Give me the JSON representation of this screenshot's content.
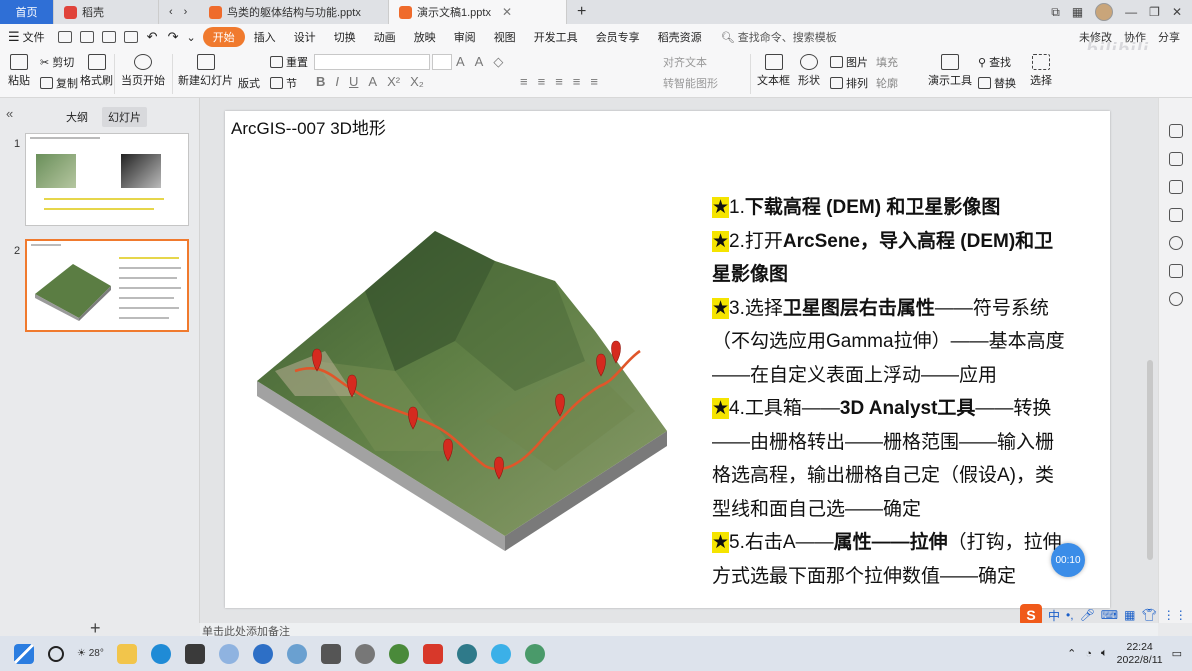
{
  "tabs": [
    {
      "label": "首页"
    },
    {
      "label": "稻壳"
    },
    {
      "label": "鸟类的躯体结构与功能.pptx"
    },
    {
      "label": "演示文稿1.pptx"
    }
  ],
  "menu": {
    "file": "文件",
    "start": "开始",
    "items": [
      "插入",
      "设计",
      "切换",
      "动画",
      "放映",
      "审阅",
      "视图",
      "开发工具",
      "会员专享",
      "稻壳资源"
    ],
    "search": "查找命令、搜索模板",
    "right": [
      "未修改",
      "协作",
      "分享"
    ]
  },
  "ribbon": {
    "paste": "粘贴",
    "cut": "剪切",
    "copy": "复制",
    "format_painter": "格式刷",
    "from_current": "当页开始",
    "new_slide": "新建幻灯片",
    "layout": "版式",
    "section": "节",
    "reset": "重置",
    "align_text": "对齐文本",
    "smart_art": "转智能图形",
    "textbox": "文本框",
    "shape": "形状",
    "arrange": "排列",
    "picture": "图片",
    "fill": "填充",
    "outline": "轮廓",
    "presentation_tools": "演示工具",
    "find": "查找",
    "replace": "替换",
    "select": "选择"
  },
  "leftpane": {
    "outline_tab": "大纲",
    "slides_tab": "幻灯片",
    "slide_numbers": [
      "1",
      "2"
    ]
  },
  "slide": {
    "title": "ArcGIS--007   3D地形",
    "lines": [
      {
        "star": "★",
        "parts": [
          {
            "t": "1.",
            "b": false
          },
          {
            "t": "下载高程 (DEM) 和卫星影像图",
            "b": true
          }
        ]
      },
      {
        "star": "★",
        "parts": [
          {
            "t": "2.打开",
            "b": false
          },
          {
            "t": "ArcSene，导入高程 (DEM)和卫星影像图",
            "b": true
          }
        ]
      },
      {
        "star": "★",
        "parts": [
          {
            "t": "3.选择",
            "b": false
          },
          {
            "t": "卫星图层右击属性",
            "b": true
          },
          {
            "t": "——符号系统（不勾选应用Gamma拉伸）——基本高度——在自定义表面上浮动——应用",
            "b": false
          }
        ]
      },
      {
        "star": "★",
        "parts": [
          {
            "t": "4.工具箱——",
            "b": false
          },
          {
            "t": "3D Analyst工具",
            "b": true
          },
          {
            "t": "——转换——由栅格转出——栅格范围——输入栅格选高程，输出栅格自己定（假设A)，类型线和面自己选——确定",
            "b": false
          }
        ]
      },
      {
        "star": "★",
        "parts": [
          {
            "t": "5.右击A——",
            "b": false
          },
          {
            "t": "属性——拉伸",
            "b": true
          },
          {
            "t": "（打钩，拉伸方式选最下面那个拉伸数值——确定",
            "b": false
          }
        ]
      }
    ]
  },
  "notes_placeholder": "单击此处添加备注",
  "timer": "00:10",
  "weather": "28°",
  "ime": {
    "lang": "中",
    "punct": "•,"
  },
  "clock": {
    "time": "22:24",
    "date": "2022/8/11"
  },
  "watermark": "bilibili"
}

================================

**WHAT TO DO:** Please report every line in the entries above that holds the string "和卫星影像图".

**RESULT BELOW:**
            "t": "下载高程 (DEM) 和卫星影像图",
            "t": "ArcSene，导入高程 (DEM)和卫星影像图",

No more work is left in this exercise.